The five best things about Denver Comic Con 2014
A Doctor Who chats with the Queen of Dragons while Finn from Adventure Time peruses the art on the table behind them. This is Denver Comic Con 2014. This ever growing convention just keeps getting better. So what made this year so great? Here are the five best things about the 2014 Denver Comic Con.
Jamie Swinnerton Attendees entering the Convention Center lobby
See also: Why Comic-Con is really about community
Jamie Swinnerton The Artist Alley at Denver Comic Con 2014
5) Celebrating local and independent talent
With big names like DC and Marvel dominating the mainstream comic art, it was great to see independent and local artists presenting both original and fan art. Independent booths sold everything from magnets and books to crocheted octopi and on-the-spot commissioned pieces. There was even a panel for indie comics of Colorado.
Jamie Swinnerton An impressive cosplay display
4) The sheer number of cosplayers
From the well-known Game of Thrones or Dr. Who characters, to more obscure or completely original beings, the large number of cosplayers this year covered the whole spectrum. Along with a sheer number of them, the costumes were, overall, very impressive. As one attendee put it, "Go big or go home."
Jamie Swinnerton Thor and Loki only got to keep their weapons because they're not made of metal
Organizers of Denver Comic Con had their bases covers. Before entry, they asked any cosplayer with a "weapon" to have it inspected at their weapons-check station in the lobby. But there were also plenty of volunteers on the floor and in the panels who wore bright colored shirts. Within the program was a four page guide, Con 101, that spelled out (in rhyme) how attendees were expected to behave. Two of those pages covered sexual harassment and what to do if you're feeling harassed. The safety and enjoyment of each person at the con was made a huge priority. There was even a panel dedicated to the theme: Anti-harassment 101: Don't be a Creeper.
Jamie Swinnerton Shane Bitney Crone presents at the Being Gay in Pop Culture panel
2) A focus on becoming more inclusive
Over the last few years there has been a trend in geek culture to become more inclusive of various genders, sexualities and races.
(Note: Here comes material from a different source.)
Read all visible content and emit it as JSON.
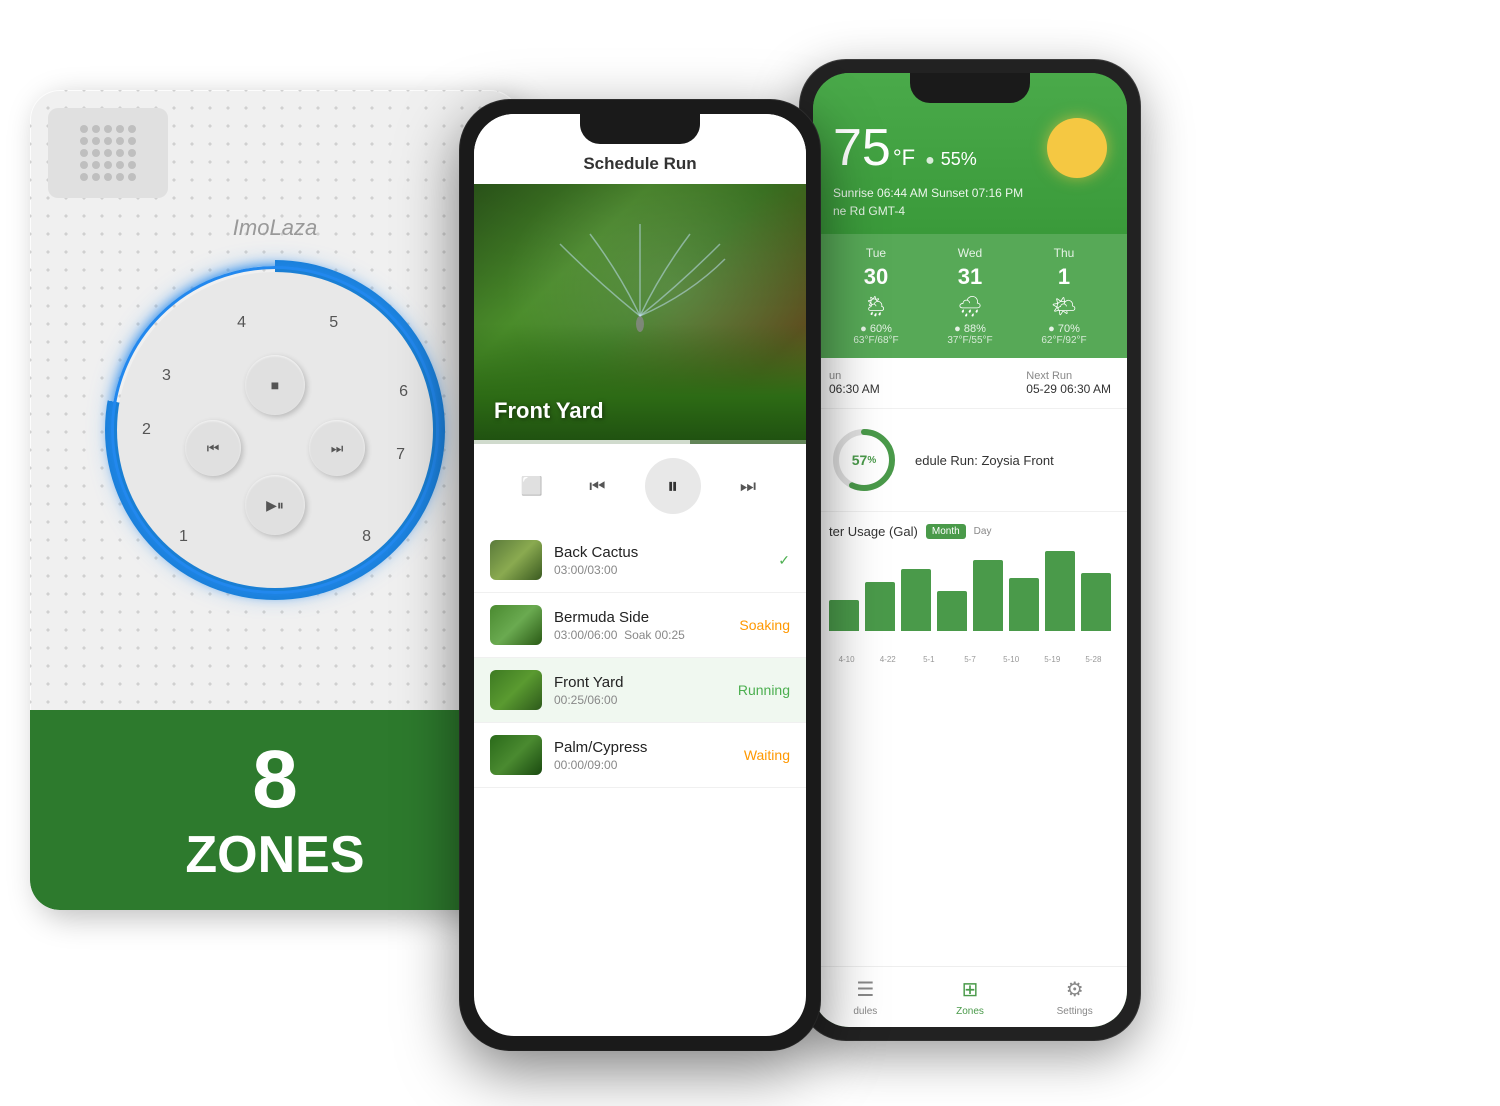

The panels at this year's con were both progressive and reflective of this idea. Numerous panels were dedicated to discussing women in comics, LGBT comic artists, and exploring race and different identities. Writers and creators discussed their character choices and how they kept diversity in mind while making their projects.
1) Kid cosplayers
There are few things cuter than a little kid pretending to be a super hero. Seeing tiny Batmans posing next to the R2D2 just added to the joy (especially when the robot was still taller than the kid). Nurturing creativity, literacy, and positive character building are just a couple of things that comics can do for children. Seeing kids become excited about all of these things, while wearing a mask and cape to boot, was the best thing about Comic Con this year.